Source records
####################

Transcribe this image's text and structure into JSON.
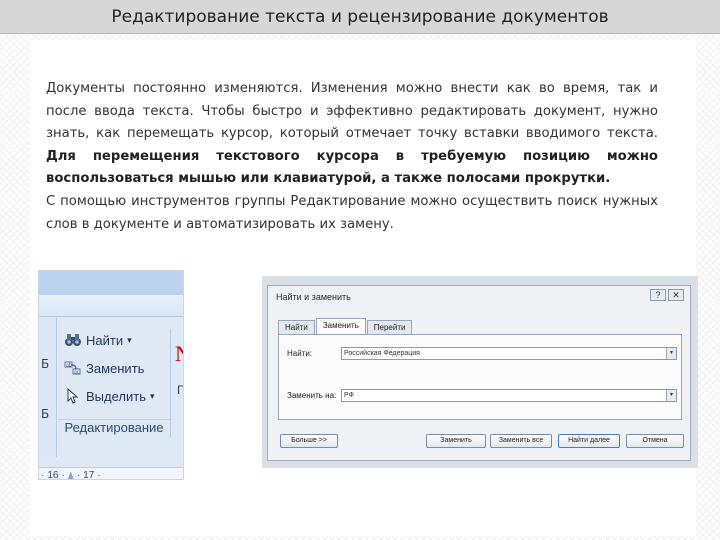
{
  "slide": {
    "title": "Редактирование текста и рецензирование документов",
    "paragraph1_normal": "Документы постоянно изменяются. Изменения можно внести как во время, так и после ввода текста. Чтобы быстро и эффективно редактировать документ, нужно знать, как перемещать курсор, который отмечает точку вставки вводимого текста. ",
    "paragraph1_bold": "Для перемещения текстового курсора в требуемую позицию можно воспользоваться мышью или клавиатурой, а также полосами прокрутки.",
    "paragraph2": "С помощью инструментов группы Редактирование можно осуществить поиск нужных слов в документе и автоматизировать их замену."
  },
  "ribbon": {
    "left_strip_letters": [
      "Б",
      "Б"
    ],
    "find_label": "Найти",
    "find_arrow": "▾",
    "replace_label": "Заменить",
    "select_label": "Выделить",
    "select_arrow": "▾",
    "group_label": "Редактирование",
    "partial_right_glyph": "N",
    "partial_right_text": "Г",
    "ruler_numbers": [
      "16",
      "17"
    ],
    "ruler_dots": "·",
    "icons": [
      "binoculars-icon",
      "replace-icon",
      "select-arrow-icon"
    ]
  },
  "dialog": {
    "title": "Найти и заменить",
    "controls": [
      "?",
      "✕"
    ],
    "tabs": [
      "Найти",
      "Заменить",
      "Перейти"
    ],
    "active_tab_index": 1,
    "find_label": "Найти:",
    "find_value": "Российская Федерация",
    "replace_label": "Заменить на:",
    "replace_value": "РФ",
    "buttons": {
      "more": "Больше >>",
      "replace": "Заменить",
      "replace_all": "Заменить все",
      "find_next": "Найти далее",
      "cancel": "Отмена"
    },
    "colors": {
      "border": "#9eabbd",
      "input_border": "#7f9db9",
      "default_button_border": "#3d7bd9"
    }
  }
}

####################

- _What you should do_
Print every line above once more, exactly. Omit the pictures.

- _Exercise result_
Transcribe this image's text and structure into JSON.
{
  "slide": {
    "title": "Редактирование текста и рецензирование документов",
    "paragraph1_normal": "Документы постоянно изменяются. Изменения можно внести как во время, так и после ввода текста. Чтобы быстро и эффективно редактировать документ, нужно знать, как перемещать курсор, который отмечает точку вставки вводимого текста. ",
    "paragraph1_bold": "Для перемещения текстового курсора в требуемую позицию можно воспользоваться мышью или клавиатурой, а также полосами прокрутки.",
    "paragraph2": "С помощью инструментов группы Редактирование можно осуществить поиск нужных слов в документе и автоматизировать их замену."
  },
  "ribbon": {
    "left_strip_letters": [
      "Б",
      "Б"
    ],
    "find_label": "Найти",
    "find_arrow": "▾",
    "replace_label": "Заменить",
    "select_label": "Выделить",
    "select_arrow": "▾",
    "group_label": "Редактирование",
    "partial_right_glyph": "N",
    "partial_right_text": "Г",
    "ruler_numbers": [
      "16",
      "17"
    ],
    "ruler_dots": "·",
    "icons": [
      "binoculars-icon",
      "replace-icon",
      "select-arrow-icon"
    ]
  },
  "dialog": {
    "title": "Найти и заменить",
    "controls": [
      "?",
      "✕"
    ],
    "tabs": [
      "Найти",
      "Заменить",
      "Перейти"
    ],
    "active_tab_index": 1,
    "find_label": "Найти:",
    "find_value": "Российская Федерация",
    "replace_label": "Заменить на:",
    "replace_value": "РФ",
    "buttons": {
      "more": "Больше >>",
      "replace": "Заменить",
      "replace_all": "Заменить все",
      "find_next": "Найти далее",
      "cancel": "Отмена"
    },
    "colors": {
      "border": "#9eabbd",
      "input_border": "#7f9db9",
      "default_button_border": "#3d7bd9"
    }
  }
}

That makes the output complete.